India: The Fight to Become a Science Superpower
Thursday, May 14, 2015
With her jeans, T-shirt and spirited attitude, Tapasya Srivastava could pass for a student as she works in her brightly lit cancer-biology lab on the University of Delhi South Campus. Srivastava, who oversees a team of eight researchers, is thrilled that she earned “a small research space of my own” in 2010, while still in her thirties. “With a decent list of publications under my belt, I am one of the few who have studied and undergone training entirely in India,” she says.
Eight kilometres away, in the chemical-engineering department of the Indian Institute of Technology Delhi, Shalini Gupta’s team is developing sensors to detect early-stage sepsis and typhoid. Gupta did her doctorate in the United States but returned to India to focus on its needs: “I am more connected to society and its challenges,” she says.
Srivastava and Gupta are part of a wave of young Indian scientists convinced that they can do high-quality research at home rather than having to move abroad. Such optimism reaches all the way to the top: in January, Indian Prime Minister Narendra Modi told an assembly of scientists to “dream, imagine and explore. You will have no better supporter than me.”
India has much to be proud of. Last year, it became the first to reach Mars on its initial attempt. It boasts a thriving pharmaceutical industry that produces low-cost medications that are desperately needed by the developing world. And in his first year in office, Modi launched an ambitious plan to make India a leader in solar power.
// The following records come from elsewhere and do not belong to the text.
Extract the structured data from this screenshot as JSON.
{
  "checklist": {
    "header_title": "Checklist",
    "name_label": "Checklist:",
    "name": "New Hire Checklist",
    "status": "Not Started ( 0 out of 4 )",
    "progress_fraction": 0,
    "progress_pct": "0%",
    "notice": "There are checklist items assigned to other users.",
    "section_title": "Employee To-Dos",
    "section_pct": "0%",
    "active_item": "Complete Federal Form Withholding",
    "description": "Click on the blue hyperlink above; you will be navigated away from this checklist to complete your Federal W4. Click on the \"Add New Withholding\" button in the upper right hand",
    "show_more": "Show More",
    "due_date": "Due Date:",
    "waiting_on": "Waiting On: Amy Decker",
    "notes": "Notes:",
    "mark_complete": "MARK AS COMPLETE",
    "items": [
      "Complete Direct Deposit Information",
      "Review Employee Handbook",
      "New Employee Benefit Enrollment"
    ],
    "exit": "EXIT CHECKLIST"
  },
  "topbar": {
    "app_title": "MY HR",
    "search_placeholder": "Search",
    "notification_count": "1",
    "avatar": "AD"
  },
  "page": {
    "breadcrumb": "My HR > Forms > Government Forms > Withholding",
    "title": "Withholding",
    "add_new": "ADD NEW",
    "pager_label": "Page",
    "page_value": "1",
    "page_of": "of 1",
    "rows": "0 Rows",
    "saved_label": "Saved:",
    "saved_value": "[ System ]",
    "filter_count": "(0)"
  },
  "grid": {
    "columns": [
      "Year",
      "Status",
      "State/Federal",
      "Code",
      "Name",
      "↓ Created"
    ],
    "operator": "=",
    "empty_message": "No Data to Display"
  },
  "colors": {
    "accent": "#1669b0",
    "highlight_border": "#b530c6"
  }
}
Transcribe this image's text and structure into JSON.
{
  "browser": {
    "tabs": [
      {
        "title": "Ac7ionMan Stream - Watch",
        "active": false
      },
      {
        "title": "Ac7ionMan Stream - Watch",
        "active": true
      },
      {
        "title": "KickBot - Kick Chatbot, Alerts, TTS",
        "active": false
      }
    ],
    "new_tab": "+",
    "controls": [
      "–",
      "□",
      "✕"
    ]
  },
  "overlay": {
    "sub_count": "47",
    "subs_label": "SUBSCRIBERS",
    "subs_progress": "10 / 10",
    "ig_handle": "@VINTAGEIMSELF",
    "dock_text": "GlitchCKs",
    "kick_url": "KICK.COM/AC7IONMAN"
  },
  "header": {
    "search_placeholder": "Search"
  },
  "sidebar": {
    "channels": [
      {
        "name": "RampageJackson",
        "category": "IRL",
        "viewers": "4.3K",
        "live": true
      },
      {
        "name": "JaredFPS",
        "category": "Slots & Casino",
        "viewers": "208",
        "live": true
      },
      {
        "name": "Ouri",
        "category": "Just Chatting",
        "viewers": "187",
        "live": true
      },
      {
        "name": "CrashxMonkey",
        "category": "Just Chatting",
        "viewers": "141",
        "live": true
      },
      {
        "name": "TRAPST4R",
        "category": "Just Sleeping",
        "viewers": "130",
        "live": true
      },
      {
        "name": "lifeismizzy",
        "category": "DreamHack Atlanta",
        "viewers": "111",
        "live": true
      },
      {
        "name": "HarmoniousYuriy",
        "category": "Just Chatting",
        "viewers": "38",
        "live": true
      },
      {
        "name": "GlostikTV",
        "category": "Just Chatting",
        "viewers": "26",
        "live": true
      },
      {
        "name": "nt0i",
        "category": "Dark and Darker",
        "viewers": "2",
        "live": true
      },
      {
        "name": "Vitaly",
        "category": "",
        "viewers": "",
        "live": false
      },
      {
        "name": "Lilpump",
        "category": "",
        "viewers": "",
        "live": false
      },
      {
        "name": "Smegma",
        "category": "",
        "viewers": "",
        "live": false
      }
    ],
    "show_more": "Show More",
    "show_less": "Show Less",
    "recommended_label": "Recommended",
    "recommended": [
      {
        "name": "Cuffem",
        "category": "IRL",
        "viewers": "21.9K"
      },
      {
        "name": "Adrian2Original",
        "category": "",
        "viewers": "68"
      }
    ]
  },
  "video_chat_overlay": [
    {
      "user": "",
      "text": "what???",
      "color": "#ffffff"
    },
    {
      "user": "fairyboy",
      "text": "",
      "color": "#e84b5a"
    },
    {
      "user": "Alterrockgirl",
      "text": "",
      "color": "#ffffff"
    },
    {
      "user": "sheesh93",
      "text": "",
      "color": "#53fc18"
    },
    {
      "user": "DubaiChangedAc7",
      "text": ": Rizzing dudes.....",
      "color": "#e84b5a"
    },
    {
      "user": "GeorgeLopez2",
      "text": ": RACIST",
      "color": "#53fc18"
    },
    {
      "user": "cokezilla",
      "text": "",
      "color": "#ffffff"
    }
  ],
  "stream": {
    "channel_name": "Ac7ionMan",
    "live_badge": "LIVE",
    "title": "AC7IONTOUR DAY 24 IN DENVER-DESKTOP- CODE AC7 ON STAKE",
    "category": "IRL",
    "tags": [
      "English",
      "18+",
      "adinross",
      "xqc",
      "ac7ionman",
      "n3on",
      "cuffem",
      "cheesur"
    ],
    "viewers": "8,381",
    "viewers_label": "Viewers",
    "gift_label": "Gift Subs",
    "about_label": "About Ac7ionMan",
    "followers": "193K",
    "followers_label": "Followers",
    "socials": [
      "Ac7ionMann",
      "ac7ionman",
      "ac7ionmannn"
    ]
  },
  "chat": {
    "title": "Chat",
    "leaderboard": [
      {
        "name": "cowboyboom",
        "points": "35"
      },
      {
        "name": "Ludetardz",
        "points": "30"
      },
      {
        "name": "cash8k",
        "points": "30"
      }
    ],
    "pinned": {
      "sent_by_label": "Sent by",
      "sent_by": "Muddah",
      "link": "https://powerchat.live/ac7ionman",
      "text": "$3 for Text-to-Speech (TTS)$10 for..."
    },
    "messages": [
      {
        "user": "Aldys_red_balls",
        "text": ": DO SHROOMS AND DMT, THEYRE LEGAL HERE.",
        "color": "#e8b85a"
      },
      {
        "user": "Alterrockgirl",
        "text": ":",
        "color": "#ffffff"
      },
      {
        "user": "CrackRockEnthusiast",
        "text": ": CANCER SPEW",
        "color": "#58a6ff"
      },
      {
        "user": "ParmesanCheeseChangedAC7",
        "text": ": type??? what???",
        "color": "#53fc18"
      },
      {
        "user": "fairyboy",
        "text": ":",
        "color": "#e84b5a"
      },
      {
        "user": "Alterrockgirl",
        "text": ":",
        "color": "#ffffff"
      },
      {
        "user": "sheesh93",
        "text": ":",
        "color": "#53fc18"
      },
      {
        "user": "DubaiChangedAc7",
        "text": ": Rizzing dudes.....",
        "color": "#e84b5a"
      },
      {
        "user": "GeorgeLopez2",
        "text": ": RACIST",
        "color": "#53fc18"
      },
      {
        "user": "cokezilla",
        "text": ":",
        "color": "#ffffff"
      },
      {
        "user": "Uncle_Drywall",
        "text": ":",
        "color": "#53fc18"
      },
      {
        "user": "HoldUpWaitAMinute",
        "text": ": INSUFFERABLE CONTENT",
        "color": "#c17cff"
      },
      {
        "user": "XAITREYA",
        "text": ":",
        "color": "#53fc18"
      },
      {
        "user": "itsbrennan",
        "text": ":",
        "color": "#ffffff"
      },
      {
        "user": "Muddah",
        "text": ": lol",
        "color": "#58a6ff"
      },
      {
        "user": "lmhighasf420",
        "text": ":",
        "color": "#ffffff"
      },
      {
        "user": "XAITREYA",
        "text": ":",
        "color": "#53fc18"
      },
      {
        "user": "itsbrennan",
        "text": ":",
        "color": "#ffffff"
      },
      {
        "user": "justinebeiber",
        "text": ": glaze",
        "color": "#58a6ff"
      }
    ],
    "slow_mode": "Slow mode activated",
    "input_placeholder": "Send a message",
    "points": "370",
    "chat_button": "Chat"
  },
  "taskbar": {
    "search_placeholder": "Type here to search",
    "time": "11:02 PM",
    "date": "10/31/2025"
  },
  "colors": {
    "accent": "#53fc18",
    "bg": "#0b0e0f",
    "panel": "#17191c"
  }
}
Such successes cannot hide the huge challenges facing this country of 1.3 billion people, which leads the world in tuberculosis incidence and maternal deaths, and lacks electricity for one-quarter of its citizens. India is expected to become the world’s most populous nation within a generation, and it will require a robust science and technology sector to supply the needed energy, food, health care, jobs and growth. Yet researchers in India and abroad say that the country has a relatively weak foundation in science and engineering.
Indian research is hampered by stifling bureaucracy, poor-quality education at most universities and insufficient funding. Successive governments have pledged to increase support for research and development to 2% of India’s gross domestic product (GDP), but it has remained static at less than 0.9% of GDP since 2005. Despite its huge size, India has a relatively tiny number of researchers, and many of its budding scientists leave for other countries, never to return. Only by tackling its systemic problems can India compete with other emerging powerhouses such as Brazil and China.
“The density of scientists and engineers in India is one of the lowest in the world,” says Sunil Mani, an economist at the Centre for Development Studies in Trivandrum, who is assessing Indian science and engineering for an upcoming report by the United Nations Educational, Scientific and Cultural Organization. “There are very many important areas where we are not able to do research.”